Goldman Sachs Asset Management, the fund management arm of the investment banking giant, will use its internal environmental, social and governance (ESG) analysis to help it integrate environmental factors into its proxy voting policies.
It’s part of a sweeping set of ambitions the firm has set out, including a revised $150bn target for investing in clean energy.
“We have integrated the analysis of ESG factors into our investment and company engagement processes across our Fixed Income and Fundamental Equity strategies, as well as within the external manager due diligence process of Alternative Investments and Manager Selection (AIMS),” Goldman says in its new, 19-page Environmental Policy Framework.
“We will utilize this analysis to engage with companies on ESG topics, and, as appropriate, integrate environmental considerations into GSAM’s proxy voting policies.” It goes on to say it would “seek to communicate on our progress and contribute to the development of best practices within the investment community”.
It adds that certain GSAM investment products conduct a carbon footprint analysis – at the portfolio and individual holdings level – to quantify the absolute and intensity of greenhouse gas emissions embedded in the portfolio. The Wall Street titan says it plans to expand carbon footprint analysis across its Fundamental Equity business and product offerings “to help inform our investment decisions more broadly.”The firm, which recently adopted proxy access and became a member of the International Corporate Governance Network (ICGN), is also working with clients to develop methodologies by which the carbon intensity of their equity portfolios can be reduced by over 70% applying risk management techniques.
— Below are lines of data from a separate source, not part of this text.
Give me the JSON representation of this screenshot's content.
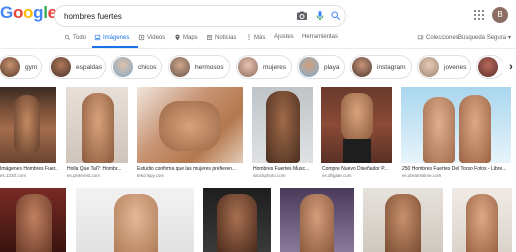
{
  "search": {
    "query": "hombres fuertes"
  },
  "logo": {
    "letters": [
      "G",
      "o",
      "o",
      "g",
      "l",
      "e"
    ],
    "colors": [
      "#4285f4",
      "#ea4335",
      "#fbbc05",
      "#4285f4",
      "#34a853",
      "#ea4335"
    ]
  },
  "account": {
    "initial": "B"
  },
  "tabs": {
    "todo": "Todo",
    "imagenes": "Imágenes",
    "videos": "Videos",
    "maps": "Maps",
    "noticias": "Noticias",
    "mas": "Más",
    "ajustes": "Ajustes",
    "herramientas": "Herramientas",
    "colecciones": "Colecciones",
    "busqueda_segura": "Búsqueda Segura"
  },
  "chips": [
    "gym",
    "espaldas",
    "chicos",
    "hermosos",
    "mujeres",
    "playa",
    "instagram",
    "jovenes"
  ],
  "results": [
    {
      "caption": "Imágenes Hombres Fuer...",
      "source": "es.123rf.com"
    },
    {
      "caption": "Holla Que Tal?: Hombr...",
      "source": "es.pinterest.com"
    },
    {
      "caption": "Estudio confirma que las mujeres prefieren...",
      "source": "tekcrispy.com"
    },
    {
      "caption": "Hombres Fuertes Musc...",
      "source": "istockphoto.com"
    },
    {
      "caption": "Compre Nuevo Diseñador P...",
      "source": "es.dhgate.com"
    },
    {
      "caption": "250 Hombres Fuertes Del Torso Fotos - Libre...",
      "source": "es.dreamstime.com"
    }
  ],
  "colors": {
    "accent": "#1a73e8",
    "skin_light": "#d9a27c",
    "skin_dark": "#8a5a3c"
  }
}
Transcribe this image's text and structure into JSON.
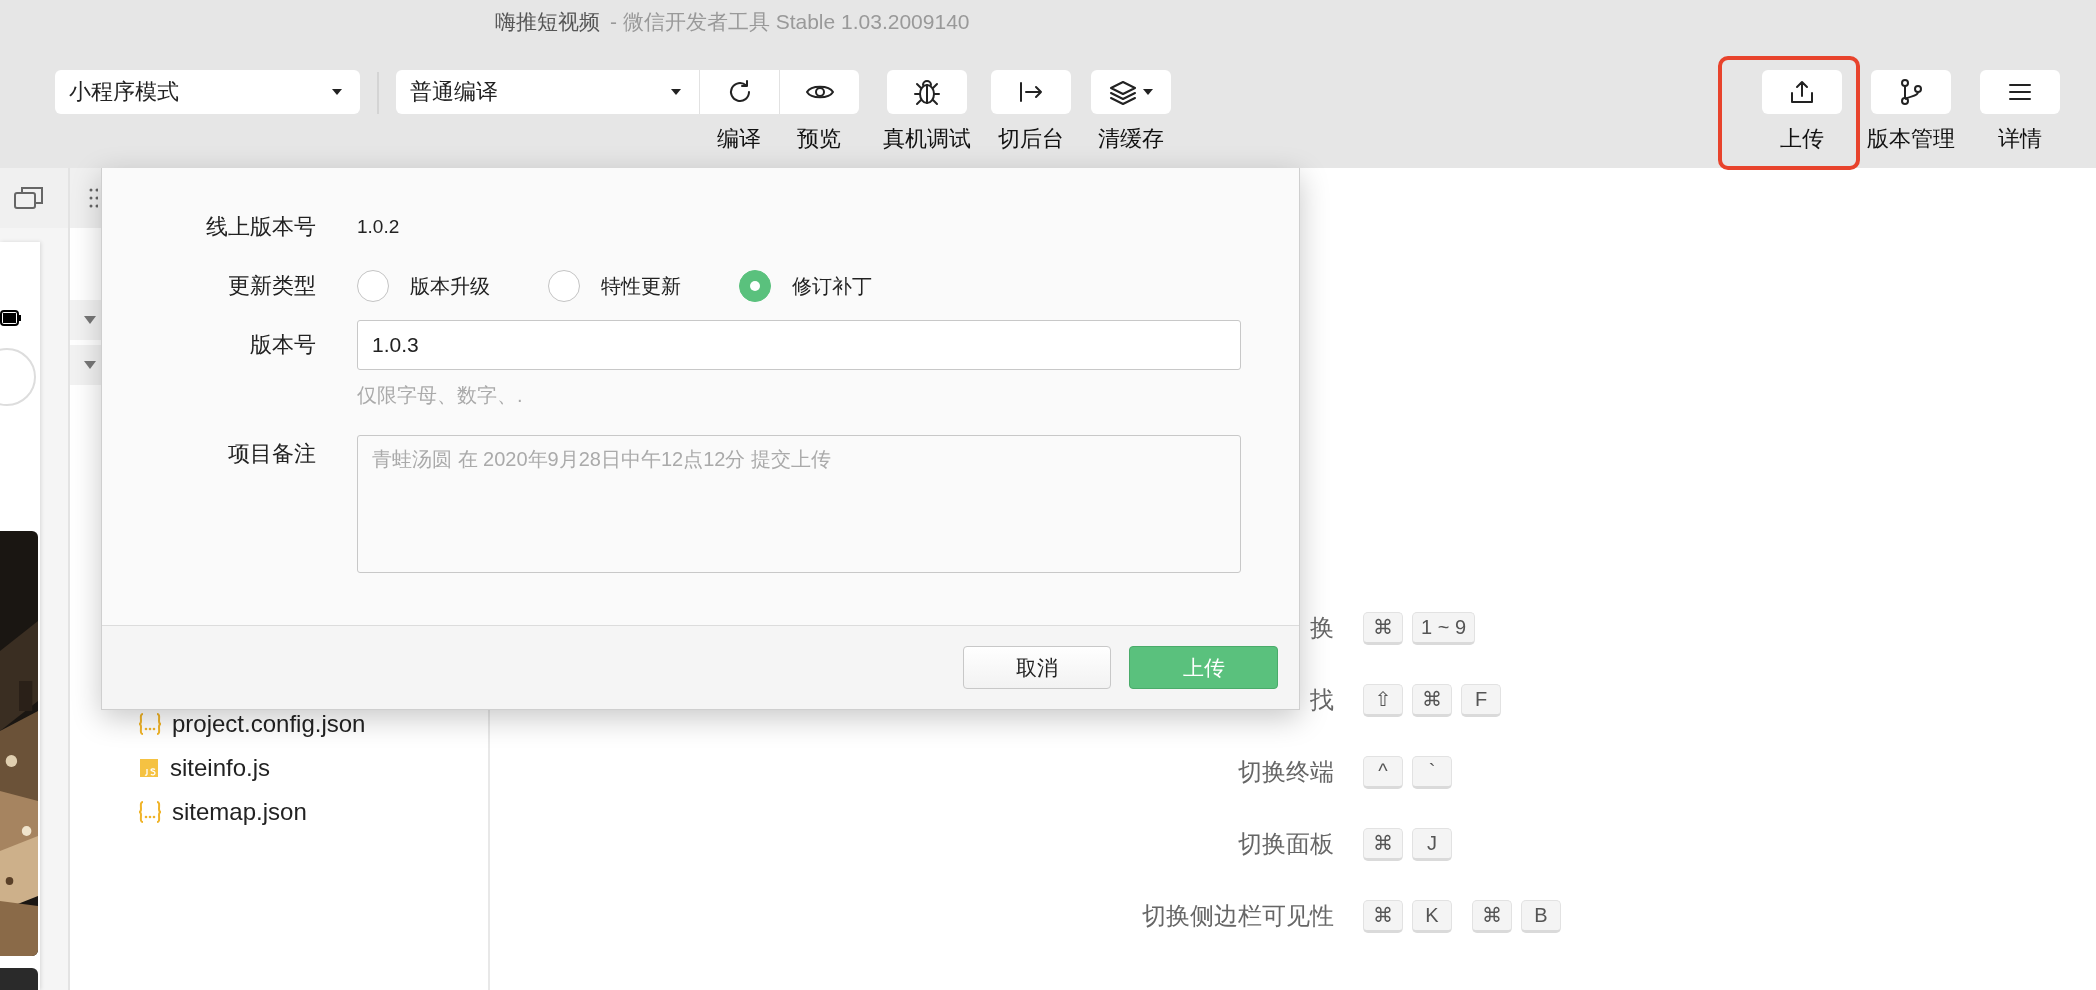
{
  "window": {
    "title": "嗨推短视频",
    "subtitle": "- 微信开发者工具 Stable 1.03.2009140"
  },
  "toolbar": {
    "mode_select": {
      "value": "小程序模式"
    },
    "compile_select": {
      "value": "普通编译"
    },
    "compile_tools": [
      {
        "label": "编译"
      },
      {
        "label": "预览"
      }
    ],
    "tools": [
      {
        "label": "真机调试",
        "dropdown": false
      },
      {
        "label": "切后台",
        "dropdown": false
      },
      {
        "label": "清缓存",
        "dropdown": true
      }
    ],
    "right_tools": [
      {
        "label": "上传",
        "highlighted": true
      },
      {
        "label": "版本管理",
        "highlighted": false
      },
      {
        "label": "详情",
        "highlighted": false
      }
    ]
  },
  "files": [
    {
      "name": "project.config.json",
      "kind": "json"
    },
    {
      "name": "siteinfo.js",
      "kind": "js"
    },
    {
      "name": "sitemap.json",
      "kind": "json"
    }
  ],
  "shortcuts": [
    {
      "label": "换",
      "keys": [
        [
          "⌘",
          "1 ~ 9"
        ]
      ]
    },
    {
      "label": "找",
      "keys": [
        [
          "⇧",
          "⌘",
          "F"
        ]
      ]
    },
    {
      "label": "切换终端",
      "keys": [
        [
          "^",
          "`"
        ]
      ]
    },
    {
      "label": "切换面板",
      "keys": [
        [
          "⌘",
          "J"
        ]
      ]
    },
    {
      "label": "切换侧边栏可见性",
      "keys": [
        [
          "⌘",
          "K"
        ],
        [
          "⌘",
          "B"
        ]
      ]
    }
  ],
  "dialog": {
    "online_version": {
      "label": "线上版本号",
      "value": "1.0.2"
    },
    "update_type": {
      "label": "更新类型",
      "options": [
        {
          "label": "版本升级",
          "selected": false
        },
        {
          "label": "特性更新",
          "selected": false
        },
        {
          "label": "修订补丁",
          "selected": true
        }
      ]
    },
    "version": {
      "label": "版本号",
      "value": "1.0.3",
      "hint": "仅限字母、数字、."
    },
    "notes": {
      "label": "项目备注",
      "placeholder": "青蛙汤圆 在 2020年9月28日中午12点12分 提交上传"
    },
    "buttons": [
      {
        "label": "取消",
        "kind": "secondary"
      },
      {
        "label": "上传",
        "kind": "primary"
      }
    ]
  }
}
Goldman, which provides training on incorporating ESG factors for all new equity analysts, adds it is committed to expanding the scope of its GS SUSTAIN strategy, saying it the GS Sustain Global Focus List has outperformed its global benchmark by nearly 40% from inception in June 2007 through year-end 2014.
Goldman said it would decline any financing transaction that directly supports the development of new coal fired power generation in the US. It would also decline financings that are specifically for coal projects involving mountain top removal. It would apply “enhanced due diligence” for unconventional oil & gas hydraulic fracturing, oil sands deals and palm oil companies. It will not knowingly finance companies or projects that collude with or engaged with illegal logging or uncontrolled fire.
On human rights, Goldman says this: “We have a responsibility to help protect, preserve and promote human rights around the world.” It says it “will not knowingly” finance any potential transactions where there is credible evidence of child labor, forced labor or human trafficking. Link